The Washington Post’s Jeremy Barr recently profiled MSNBC president Rashida Jones, as the executive tries to figure out how to capture younger viewers.
According to Barr, a number of MSNBC’s stars have volunteered to branch out into the streaming space, a big focus for Jones since she became network president back in February. Nicolle Wallace is in discussions about a new Peacock show.
“It’s not us going to them. They see where the audience is going. … It’s also a place where you can experiment a little bit,” Jones told the Post.
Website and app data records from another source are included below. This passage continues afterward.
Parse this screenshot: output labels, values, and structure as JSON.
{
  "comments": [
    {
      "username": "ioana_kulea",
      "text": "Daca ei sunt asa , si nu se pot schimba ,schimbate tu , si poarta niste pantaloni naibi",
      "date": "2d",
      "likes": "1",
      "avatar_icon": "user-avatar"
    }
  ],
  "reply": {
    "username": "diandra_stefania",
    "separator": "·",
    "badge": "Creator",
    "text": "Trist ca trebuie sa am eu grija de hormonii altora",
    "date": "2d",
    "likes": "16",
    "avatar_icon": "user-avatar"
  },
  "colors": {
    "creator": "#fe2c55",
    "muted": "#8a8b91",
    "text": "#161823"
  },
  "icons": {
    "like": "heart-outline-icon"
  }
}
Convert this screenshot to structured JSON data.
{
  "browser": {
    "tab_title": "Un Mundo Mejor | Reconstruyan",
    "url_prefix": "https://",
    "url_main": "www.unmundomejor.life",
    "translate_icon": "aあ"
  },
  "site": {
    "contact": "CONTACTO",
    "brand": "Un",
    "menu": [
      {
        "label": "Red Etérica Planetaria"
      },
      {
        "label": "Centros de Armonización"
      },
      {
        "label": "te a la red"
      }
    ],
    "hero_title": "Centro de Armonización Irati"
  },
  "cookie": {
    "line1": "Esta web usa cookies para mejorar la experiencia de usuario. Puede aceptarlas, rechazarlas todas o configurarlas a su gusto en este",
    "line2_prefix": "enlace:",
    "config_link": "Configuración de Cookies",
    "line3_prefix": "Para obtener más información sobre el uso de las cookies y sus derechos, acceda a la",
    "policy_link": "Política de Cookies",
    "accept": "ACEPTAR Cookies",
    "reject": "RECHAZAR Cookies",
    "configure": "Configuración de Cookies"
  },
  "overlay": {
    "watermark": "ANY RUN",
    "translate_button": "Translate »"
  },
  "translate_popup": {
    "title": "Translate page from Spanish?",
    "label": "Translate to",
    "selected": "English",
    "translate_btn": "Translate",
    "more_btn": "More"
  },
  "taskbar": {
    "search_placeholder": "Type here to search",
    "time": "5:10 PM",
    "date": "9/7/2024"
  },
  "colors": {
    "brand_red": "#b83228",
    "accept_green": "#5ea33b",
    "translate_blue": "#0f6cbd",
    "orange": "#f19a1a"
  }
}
Jones has her work cut out. At 40, she is the youngest president of a major TV news outlet, but her network’s average viewer, according to Barr (who cites Nielsen data), is now 68, four years older than CNN. That’s up from a median age of 65 in 2017.
“I would very much like to have more people watch us on every brand, but I also want to make sure we’re going to where people are already consuming,” Jones told the Post.
At least one industry analyst feels cable news’ desire to attract young people is a bit of a lost cause:
Streaming may be where the young people are, but industry analyst Brad Adgate questioned whether the MSNBC brand — or the CNN or Fox brand — still resonates with them. “There’s just a lot of choices that younger people have,” he said.
Frankly, Adgate is probably right. That said, CNN is one cable newser that has had some success with attracting younger viewers in untraditional ways. Its critically-acclaimed Original Series—nonfiction programming with a strong news peg that for years has aired in weekend prime—traditionally skew younger than anchored news programming. MSNBC, on the other hand, showed re-runs of Dateline in weekend prime for a while before transitioning into anchored news programming towards the end of the Trump presidency. Perhaps MSNBC could look into developing more politics-focused original series for that daypart. One way of catching a younger demo’s attention.
Just a thought.